For more information on Blue Ridge Capital and its investment strategy, please see the last part of this series.
Blue Ridge Capital’s top new buys in 3Q 2013 per its 13F filing were American Homes 4 Rent (AMH), Tesla Motors Inc. (TSLA), Cliffs Natural Resources (CLF), and BlackBerry Ltd. (BBRY). The hedge fund exited its positions in Owens Corning (OC), Equinix Inc. (EQIX), and Realogy Holdings Corp. (RLGY).
Blue Ridge Capital’s two largest stock holdings are Priceline.com Inc. (PCLN) and American International Group Inc. (AIG), which account for 4.88% and 4.52% of the hedge fund’s portfolio, respectively.
Why buy Zulily (ZU)?
Blue Ridge revealed a passive 6.05% stake in Zulily, which describes itself as one of the largest standalone e-commerce companies in the U.S. The daily deals site sells products via its desktop and mobile websites and mobile applications that mainly target mothers.
The Seattle-based company went public last month and had priced its IPO at $22 per share. Zulily saw shares jump 71% on the first day of trading and ended the day with a market capitalization of approximately $4.6 billion. The company had aimed to raised $140 million from the listing.

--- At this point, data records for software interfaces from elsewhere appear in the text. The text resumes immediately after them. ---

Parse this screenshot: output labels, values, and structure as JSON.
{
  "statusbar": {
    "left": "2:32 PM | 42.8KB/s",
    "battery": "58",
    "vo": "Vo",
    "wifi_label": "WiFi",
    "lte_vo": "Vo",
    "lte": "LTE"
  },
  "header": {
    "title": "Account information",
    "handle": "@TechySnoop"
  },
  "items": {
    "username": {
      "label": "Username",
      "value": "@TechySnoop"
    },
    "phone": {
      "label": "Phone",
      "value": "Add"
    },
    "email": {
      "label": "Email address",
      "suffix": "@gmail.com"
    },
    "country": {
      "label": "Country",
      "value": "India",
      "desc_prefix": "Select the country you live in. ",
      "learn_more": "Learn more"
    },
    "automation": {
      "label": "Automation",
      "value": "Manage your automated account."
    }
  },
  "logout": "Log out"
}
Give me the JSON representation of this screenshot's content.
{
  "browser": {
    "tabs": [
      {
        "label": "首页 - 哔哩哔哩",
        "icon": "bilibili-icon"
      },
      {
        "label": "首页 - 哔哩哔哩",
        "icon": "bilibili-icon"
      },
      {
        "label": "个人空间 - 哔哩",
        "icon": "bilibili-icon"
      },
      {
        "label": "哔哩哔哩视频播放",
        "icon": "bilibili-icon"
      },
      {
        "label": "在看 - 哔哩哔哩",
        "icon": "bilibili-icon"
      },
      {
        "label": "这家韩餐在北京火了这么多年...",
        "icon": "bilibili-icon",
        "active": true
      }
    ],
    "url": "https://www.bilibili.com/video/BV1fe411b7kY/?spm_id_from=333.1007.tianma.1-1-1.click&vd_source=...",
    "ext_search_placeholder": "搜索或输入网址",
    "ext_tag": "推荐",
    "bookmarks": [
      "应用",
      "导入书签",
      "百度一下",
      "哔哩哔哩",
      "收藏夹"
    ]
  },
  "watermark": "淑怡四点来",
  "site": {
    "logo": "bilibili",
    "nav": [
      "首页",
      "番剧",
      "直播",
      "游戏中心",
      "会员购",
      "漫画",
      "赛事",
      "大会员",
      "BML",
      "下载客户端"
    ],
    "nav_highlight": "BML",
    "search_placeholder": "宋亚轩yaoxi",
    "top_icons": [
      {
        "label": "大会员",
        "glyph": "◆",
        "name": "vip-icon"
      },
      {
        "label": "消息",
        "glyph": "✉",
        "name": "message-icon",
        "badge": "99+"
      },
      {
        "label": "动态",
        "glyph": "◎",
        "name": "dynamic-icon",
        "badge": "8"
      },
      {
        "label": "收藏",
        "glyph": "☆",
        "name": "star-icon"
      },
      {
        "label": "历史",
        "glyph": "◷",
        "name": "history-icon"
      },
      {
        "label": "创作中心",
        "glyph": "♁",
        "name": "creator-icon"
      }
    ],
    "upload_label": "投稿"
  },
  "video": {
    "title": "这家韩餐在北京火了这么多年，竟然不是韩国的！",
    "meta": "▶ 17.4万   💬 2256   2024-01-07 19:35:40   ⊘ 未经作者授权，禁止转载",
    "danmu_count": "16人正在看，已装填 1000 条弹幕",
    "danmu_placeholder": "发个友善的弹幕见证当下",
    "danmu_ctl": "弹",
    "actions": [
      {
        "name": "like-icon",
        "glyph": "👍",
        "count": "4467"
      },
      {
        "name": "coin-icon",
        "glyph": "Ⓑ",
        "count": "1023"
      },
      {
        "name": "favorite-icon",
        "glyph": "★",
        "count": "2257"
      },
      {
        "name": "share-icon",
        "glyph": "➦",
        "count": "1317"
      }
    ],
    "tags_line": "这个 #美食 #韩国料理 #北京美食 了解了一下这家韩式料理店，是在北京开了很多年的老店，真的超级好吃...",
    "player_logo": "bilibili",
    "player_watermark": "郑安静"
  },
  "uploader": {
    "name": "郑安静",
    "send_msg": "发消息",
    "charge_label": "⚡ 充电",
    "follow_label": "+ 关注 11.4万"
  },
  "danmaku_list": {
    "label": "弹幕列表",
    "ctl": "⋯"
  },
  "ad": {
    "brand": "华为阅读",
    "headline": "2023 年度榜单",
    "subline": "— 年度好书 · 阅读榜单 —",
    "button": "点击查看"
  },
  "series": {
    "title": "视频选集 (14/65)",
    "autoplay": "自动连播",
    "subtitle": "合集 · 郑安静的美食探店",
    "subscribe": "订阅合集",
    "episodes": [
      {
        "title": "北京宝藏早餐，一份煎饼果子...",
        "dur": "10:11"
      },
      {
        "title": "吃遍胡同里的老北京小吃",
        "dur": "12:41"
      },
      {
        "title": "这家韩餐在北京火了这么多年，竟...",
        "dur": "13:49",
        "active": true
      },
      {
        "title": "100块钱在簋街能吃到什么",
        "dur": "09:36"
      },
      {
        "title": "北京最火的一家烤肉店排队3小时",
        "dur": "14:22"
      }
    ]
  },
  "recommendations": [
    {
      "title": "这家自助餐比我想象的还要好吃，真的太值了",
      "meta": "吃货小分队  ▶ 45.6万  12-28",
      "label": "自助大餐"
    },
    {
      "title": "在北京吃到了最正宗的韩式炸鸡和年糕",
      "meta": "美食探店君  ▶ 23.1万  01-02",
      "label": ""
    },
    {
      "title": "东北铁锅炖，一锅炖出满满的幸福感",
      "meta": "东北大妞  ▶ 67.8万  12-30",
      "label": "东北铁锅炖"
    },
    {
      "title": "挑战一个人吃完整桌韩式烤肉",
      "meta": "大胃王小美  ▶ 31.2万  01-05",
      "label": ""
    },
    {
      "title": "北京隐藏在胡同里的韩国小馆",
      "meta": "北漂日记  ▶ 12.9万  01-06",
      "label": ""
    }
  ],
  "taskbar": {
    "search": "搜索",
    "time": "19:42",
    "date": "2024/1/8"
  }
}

Zulily reported $272 million in net sales for the six months ended June 30, 2013, indicating growth of 114.2% from 1H 2012. The company saw a net income of $2.4 million in 1H 2013 compared to a net loss for the similar period in 2012.
With its debut, Zulily joins a host of other e-commerce sites such as RetailMeNot and ChannelAdvisor, which saw successful listings last year. The company’s larger competitors include Amazon (AMZN) and eBay (EBAY), the e-commerce platforms of big traditional retailers like Walmart, Toys”R”Us, and Target.
Zulily believes that women’s and children’s boutique brands are highly fragmented, and that over 65% of its U.S. product sales in 2012 came from vendors, generally emerging brands, and smaller boutique vendors, selling less than $50,000 of product per event. The company has mainly targeted mothers because they’re an influential customer demographic and are increasingly using e-commerce as a form of entertainment in addition to satisfying specific product needs.
The company offers a selection of over 4,000 product styles through various flash sales events, which are limited-time curated online sales of selected products launched each day. Zulily said in its IPO filing that since inception through June 30, 2013, it has worked with over 10,000 brands, featured over 1.6 million product styles, and sold over 42 million items to over 2.9 million customers across its platform.